serin Mon 12-Sep-11 00:06:52

Thanks Motherjack, lot of info there which I will read through again tomorrow. Have never heard of counter conditioning, I have such a lot to learn.

CoffeeIsMyFriend Mon 12-Sep-11 09:35:00

We came back from a fireworks display to find the dog and cat curled up on our bed fast asleep together! Last winter our cat came in soaking wet and stood in the hall meowing, Loofa went out and licked her until she was dry and then the cat hopped on his bed.

We have photographic evidence of our GSD snuggled up in the hall with same cat. But no other cat is allowed in our garden and no other dog is allowed near the cat.

Counter Conditioning is a good way forward for you OP, who knows maybe in time they will get used to each other and snuggle up together.

TLD2 Mon 12-Sep-11 16:12:00

Coffeeismyfriend - that's great to hear. Our GSD currently chases our cat up the tree.

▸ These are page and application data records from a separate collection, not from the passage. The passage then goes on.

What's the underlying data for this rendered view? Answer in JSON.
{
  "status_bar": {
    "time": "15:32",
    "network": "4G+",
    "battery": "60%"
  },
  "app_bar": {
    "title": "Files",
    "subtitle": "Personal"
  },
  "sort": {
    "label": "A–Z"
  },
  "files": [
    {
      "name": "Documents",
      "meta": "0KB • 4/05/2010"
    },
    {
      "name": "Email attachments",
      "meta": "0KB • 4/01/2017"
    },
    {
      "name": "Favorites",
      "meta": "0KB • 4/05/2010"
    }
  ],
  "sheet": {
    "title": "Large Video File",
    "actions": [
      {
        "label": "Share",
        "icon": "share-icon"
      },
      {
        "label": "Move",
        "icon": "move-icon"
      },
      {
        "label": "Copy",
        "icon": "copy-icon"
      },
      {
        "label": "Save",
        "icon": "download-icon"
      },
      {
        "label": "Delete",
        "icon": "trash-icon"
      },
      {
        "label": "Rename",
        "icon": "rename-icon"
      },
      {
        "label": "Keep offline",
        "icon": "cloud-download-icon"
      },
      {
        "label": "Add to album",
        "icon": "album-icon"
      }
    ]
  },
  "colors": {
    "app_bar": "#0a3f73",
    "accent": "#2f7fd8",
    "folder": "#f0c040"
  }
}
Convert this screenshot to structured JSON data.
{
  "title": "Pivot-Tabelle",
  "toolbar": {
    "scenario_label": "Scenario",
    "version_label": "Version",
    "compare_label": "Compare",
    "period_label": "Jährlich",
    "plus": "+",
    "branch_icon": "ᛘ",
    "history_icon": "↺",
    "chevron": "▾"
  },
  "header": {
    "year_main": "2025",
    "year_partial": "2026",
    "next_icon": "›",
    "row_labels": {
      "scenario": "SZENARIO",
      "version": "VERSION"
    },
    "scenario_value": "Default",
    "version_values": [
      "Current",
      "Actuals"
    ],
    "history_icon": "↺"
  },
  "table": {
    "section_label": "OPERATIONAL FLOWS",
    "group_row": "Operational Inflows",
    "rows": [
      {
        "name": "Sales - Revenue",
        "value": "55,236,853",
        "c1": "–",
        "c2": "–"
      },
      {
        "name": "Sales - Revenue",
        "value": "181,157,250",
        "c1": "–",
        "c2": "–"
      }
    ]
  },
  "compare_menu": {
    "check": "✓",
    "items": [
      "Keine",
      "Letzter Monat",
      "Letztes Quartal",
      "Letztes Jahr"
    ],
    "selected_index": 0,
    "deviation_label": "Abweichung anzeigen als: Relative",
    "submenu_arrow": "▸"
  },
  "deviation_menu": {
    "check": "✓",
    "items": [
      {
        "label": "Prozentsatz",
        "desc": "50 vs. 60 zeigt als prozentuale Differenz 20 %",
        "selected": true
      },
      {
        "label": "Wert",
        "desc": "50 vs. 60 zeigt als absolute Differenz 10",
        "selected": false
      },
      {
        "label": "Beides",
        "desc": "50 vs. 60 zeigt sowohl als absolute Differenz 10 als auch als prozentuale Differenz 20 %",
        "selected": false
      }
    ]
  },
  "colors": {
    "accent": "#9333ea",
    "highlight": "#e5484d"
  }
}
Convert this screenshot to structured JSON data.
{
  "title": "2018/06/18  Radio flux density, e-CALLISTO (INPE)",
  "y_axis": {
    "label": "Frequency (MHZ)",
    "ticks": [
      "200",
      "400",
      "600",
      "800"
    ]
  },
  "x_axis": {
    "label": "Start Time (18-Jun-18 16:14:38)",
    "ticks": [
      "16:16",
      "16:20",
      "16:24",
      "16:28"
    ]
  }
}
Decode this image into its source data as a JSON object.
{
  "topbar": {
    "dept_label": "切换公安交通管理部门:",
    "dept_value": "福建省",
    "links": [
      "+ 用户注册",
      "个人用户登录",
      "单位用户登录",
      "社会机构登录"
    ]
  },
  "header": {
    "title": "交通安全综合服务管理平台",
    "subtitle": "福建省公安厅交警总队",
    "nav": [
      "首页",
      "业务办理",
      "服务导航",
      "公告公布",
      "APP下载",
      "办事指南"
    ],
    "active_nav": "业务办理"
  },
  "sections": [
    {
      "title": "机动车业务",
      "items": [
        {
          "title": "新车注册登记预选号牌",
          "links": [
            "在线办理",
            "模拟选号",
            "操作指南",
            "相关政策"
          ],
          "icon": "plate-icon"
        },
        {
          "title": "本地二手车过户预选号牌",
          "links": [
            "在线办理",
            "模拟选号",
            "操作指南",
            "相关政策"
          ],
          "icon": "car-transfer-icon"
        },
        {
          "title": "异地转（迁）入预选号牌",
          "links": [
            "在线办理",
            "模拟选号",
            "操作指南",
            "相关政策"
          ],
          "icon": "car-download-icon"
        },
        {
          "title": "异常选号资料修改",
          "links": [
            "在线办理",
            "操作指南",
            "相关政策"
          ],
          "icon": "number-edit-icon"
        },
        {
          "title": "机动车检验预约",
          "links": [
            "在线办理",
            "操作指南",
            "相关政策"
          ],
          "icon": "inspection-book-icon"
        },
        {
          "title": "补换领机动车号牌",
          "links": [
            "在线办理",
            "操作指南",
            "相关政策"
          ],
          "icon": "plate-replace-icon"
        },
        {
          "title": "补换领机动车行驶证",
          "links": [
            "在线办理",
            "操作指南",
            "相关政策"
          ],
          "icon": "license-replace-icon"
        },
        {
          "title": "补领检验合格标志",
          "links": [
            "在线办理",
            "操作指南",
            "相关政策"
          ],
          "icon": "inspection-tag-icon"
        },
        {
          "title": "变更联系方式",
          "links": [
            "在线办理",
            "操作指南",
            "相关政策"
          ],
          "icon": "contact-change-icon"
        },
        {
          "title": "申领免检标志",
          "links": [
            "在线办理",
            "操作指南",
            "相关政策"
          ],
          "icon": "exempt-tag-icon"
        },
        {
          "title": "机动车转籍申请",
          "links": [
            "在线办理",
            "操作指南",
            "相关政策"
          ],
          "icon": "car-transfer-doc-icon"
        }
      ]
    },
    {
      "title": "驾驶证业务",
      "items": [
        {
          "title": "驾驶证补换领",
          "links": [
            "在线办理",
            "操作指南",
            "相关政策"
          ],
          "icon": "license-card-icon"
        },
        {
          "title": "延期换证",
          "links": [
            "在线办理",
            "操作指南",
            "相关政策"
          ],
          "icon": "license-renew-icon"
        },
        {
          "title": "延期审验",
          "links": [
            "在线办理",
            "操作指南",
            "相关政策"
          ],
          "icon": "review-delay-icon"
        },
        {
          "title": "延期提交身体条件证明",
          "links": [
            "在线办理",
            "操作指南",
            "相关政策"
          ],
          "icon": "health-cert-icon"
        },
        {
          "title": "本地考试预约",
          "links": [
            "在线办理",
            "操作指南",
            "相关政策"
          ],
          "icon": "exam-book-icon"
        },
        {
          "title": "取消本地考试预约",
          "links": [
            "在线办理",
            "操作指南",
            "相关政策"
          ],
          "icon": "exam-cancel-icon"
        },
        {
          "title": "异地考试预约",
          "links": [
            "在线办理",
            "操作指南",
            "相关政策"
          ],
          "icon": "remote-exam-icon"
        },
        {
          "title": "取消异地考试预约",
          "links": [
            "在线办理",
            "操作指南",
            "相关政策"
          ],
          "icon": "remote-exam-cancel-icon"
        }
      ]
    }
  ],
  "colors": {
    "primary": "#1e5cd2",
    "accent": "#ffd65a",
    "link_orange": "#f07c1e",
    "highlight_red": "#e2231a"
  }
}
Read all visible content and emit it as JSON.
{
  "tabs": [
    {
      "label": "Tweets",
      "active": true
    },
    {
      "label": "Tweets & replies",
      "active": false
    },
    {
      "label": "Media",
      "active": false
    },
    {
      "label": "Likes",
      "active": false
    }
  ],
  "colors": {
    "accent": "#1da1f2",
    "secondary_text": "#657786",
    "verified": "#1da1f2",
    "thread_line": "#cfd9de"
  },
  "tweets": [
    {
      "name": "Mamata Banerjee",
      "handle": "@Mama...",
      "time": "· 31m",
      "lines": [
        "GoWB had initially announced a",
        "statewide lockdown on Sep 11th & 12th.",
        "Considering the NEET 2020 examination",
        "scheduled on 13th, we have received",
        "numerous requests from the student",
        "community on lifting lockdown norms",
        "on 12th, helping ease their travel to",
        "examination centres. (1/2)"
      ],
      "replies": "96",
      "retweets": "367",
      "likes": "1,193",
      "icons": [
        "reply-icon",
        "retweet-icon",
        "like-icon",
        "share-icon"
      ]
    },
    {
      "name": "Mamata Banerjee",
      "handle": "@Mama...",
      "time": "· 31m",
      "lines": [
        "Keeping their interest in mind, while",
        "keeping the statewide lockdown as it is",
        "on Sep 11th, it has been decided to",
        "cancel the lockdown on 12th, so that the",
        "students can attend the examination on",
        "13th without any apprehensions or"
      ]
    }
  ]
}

When cat has had enough he clumps GSD on nose.

Long way to go, I suspect.

CoffeeIsMyFriend Tue 13-Sep-11 07:59:33

dont get me wrong TLD our young pup (1yr old) puts her paw on the cat and snuffles her - doesnt bite her or anything nasty but I have to watch her and 'guide' her, she would chase her but to play, I suppose that is the prey drive...

frostyfingers Tue 13-Sep-11 11:08:05

Our cat loves our dog and vice versa. Every morning when the cat comes in he has a play with the dog - cat stands on the chair and reaches over the back to pat/grab the dog (claws retracted!) and then they wrestle on the floor.

You need to find a cat this is totally unafraid of dogs, one that doesn't run, and if possible doesn't hiss and spit - just ignores them. The dog needs to learn that he won't get a reaction and it isn't worth the bother.

serin Wed 14-Sep-11 22:44:32

Thanks for the encouragement everyone.

Join the discussion

Join the discussion

Registering is free, easy, and means you can join in the discussion, get discounts, win prizes and lots more.

Register now